The Christmas tree
I finally went out and chose the Christmas tree yesterday. I go to Fiesta Farms (200 Christie Street) because they have a?phenomenal?choice and I love the way they display the trees. They hang them so you can see the shape all the way around.?And John or Dino will give you chapter and verse on the qualities of each species.?For the past few years I’ve gotten a Noble Fir which is a glorious tree, wonderful shape, dark velvety leaves and a scent that just fills the whole house.?And they ?deliver it when they say they will.?
When we had the garden dining room added on to the house, I made sure our wonderful architect had a place for the Christmas tree. It’s the one part of Christmas I throw myself into: I love the whole process of dusting off the ornaments some of which have survived kids, cats and now grandchildren helping to decorate. Others gifts from the days when we had decorating parties.
The grandchildren have gotten to the age when this is not a big deal anymore but I’m going to try and get the boys to put at least one ornament on the tree when they visit tomorrow. When my kids were young it was just part of the annual ritual to spend an afternoon decorating (which led to the decorating party).?Hard to get grandchildren to hop to in quite the same way.
I load up the tree with lights and from Monday on we will turn them on for dinner and do it every day until January 6 and then poof out and over with. But during this period of the light holding back the darkness comes always as a surprise at how very satisfying an overloaded tree can be.

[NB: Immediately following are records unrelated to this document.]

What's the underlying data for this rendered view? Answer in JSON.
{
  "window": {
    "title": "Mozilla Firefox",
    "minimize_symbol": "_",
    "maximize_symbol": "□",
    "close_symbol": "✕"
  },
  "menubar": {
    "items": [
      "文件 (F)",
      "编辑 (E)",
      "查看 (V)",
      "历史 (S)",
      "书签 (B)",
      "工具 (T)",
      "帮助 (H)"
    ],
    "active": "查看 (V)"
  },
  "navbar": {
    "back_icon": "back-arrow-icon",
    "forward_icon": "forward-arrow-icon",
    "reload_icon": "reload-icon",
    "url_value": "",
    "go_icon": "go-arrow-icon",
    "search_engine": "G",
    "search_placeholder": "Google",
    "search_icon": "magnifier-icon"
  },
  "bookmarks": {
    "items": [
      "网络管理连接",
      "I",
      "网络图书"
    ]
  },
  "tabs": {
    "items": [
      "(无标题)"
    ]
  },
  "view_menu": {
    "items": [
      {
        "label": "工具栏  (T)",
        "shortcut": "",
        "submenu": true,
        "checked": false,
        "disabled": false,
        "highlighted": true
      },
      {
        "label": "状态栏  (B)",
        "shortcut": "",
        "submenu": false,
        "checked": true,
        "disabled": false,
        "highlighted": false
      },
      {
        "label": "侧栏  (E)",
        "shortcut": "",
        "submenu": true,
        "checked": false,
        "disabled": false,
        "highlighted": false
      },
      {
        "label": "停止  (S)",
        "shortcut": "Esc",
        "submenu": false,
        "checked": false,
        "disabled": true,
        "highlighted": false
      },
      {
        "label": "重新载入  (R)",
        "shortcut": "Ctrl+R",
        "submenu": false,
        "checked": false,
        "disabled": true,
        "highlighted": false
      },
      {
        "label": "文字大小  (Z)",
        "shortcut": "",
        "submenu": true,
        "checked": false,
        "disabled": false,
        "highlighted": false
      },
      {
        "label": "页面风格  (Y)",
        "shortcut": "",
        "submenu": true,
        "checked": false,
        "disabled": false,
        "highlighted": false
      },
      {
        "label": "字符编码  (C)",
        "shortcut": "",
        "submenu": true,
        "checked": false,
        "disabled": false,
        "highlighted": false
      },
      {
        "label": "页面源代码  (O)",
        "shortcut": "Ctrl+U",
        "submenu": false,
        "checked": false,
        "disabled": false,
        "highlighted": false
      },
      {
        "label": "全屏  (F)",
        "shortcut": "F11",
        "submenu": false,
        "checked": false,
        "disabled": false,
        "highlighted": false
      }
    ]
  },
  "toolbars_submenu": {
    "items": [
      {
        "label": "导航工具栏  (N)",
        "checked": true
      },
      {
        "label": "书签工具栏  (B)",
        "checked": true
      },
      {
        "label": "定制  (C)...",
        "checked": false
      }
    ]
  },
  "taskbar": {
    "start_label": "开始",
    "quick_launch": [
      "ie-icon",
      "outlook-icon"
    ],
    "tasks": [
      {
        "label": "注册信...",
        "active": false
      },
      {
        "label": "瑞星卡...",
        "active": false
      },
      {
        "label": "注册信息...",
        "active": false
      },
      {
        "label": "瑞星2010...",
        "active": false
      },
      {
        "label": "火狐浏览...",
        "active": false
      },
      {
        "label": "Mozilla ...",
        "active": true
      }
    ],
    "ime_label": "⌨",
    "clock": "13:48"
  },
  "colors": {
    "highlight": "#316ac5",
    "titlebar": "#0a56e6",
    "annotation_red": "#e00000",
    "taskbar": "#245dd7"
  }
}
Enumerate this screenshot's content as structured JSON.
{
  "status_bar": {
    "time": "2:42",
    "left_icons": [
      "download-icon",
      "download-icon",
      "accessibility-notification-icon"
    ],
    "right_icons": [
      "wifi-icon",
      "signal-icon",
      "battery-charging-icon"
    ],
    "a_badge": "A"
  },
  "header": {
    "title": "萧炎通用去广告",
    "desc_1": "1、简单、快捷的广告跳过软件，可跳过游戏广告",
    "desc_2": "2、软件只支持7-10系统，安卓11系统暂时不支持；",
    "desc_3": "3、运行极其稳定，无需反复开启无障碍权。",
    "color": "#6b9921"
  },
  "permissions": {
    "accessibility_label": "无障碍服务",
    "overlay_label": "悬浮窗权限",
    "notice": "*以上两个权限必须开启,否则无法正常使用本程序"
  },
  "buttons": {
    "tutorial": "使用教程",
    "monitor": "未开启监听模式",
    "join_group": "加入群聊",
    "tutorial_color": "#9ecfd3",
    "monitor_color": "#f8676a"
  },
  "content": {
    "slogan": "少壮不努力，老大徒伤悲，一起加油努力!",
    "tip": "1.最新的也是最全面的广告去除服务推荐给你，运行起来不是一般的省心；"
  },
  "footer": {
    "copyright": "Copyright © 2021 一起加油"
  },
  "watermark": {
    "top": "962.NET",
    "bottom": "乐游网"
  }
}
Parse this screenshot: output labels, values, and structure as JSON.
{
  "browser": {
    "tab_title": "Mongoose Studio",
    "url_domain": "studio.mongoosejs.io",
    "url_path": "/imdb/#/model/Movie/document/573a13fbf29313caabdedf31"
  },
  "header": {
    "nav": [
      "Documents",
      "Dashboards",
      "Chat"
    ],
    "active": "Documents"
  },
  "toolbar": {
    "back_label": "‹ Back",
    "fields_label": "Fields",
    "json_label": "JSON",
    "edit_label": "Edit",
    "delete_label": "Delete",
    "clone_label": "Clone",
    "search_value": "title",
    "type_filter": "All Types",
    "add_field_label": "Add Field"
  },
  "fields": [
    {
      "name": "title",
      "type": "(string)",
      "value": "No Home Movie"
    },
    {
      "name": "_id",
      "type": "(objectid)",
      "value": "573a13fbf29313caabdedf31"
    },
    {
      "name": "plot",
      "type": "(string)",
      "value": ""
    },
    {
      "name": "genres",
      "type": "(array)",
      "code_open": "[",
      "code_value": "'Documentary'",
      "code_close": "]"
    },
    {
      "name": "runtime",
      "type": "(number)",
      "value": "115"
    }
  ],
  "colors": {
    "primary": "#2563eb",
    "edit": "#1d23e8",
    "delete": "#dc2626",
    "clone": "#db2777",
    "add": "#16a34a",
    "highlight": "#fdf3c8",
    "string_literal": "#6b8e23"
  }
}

Now I’m doing this mostly alone it’s getting a little too tasteful. ?I’ll try to make it look as over-decorated, like a piece of junk jewelry, ?something wonderfully vulgar—an object to spend time admiring with a really good glass of wine.